---- DATA FOR REVIEW
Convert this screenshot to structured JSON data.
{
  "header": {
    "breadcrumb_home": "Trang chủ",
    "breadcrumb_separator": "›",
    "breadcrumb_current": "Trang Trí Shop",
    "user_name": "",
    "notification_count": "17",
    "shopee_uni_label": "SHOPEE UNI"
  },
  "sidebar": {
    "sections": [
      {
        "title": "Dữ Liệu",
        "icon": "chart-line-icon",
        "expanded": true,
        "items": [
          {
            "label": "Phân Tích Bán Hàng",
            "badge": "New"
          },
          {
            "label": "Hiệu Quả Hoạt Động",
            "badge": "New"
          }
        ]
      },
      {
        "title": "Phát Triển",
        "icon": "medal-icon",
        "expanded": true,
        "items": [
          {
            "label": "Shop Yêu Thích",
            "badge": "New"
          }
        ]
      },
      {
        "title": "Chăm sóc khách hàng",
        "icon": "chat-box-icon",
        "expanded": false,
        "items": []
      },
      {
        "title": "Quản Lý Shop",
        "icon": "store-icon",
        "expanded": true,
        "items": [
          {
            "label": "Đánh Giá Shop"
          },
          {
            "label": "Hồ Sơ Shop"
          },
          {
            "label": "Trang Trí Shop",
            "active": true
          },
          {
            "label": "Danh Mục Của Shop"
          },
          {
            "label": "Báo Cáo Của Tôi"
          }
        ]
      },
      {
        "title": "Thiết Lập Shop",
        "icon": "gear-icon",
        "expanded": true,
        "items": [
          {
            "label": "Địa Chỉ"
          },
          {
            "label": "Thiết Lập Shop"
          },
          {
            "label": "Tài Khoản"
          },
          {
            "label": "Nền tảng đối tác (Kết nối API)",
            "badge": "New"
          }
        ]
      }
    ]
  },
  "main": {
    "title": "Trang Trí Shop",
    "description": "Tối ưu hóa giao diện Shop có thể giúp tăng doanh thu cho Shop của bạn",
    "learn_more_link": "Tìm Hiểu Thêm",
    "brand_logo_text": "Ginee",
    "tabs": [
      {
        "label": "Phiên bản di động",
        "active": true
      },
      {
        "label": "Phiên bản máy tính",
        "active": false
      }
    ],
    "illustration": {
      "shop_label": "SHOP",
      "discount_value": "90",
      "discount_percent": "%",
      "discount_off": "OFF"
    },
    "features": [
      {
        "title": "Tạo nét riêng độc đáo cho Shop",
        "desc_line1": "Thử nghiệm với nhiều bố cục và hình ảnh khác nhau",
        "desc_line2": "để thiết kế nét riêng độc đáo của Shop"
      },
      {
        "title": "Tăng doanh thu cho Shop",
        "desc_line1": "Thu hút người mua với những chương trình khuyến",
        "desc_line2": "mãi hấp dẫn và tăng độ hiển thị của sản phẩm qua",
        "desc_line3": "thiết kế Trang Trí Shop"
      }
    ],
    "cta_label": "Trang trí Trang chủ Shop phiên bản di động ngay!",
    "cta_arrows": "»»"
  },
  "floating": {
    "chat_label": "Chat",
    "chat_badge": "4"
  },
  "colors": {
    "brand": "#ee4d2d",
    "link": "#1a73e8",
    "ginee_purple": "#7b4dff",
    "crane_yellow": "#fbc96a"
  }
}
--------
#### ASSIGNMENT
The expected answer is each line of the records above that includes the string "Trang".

#### YOUR SOLUTION
    "breadcrumb_home": "Trang chủ",
    "breadcrumb_current": "Trang Trí Shop",
            "label": "Trang Trí Shop",
    "title": "Trang Trí Shop",
        "desc_line3": "thiết kế Trang Trí Shop"
    "cta_label": "Trang trí Trang chủ Shop phiên bản di động ngay!",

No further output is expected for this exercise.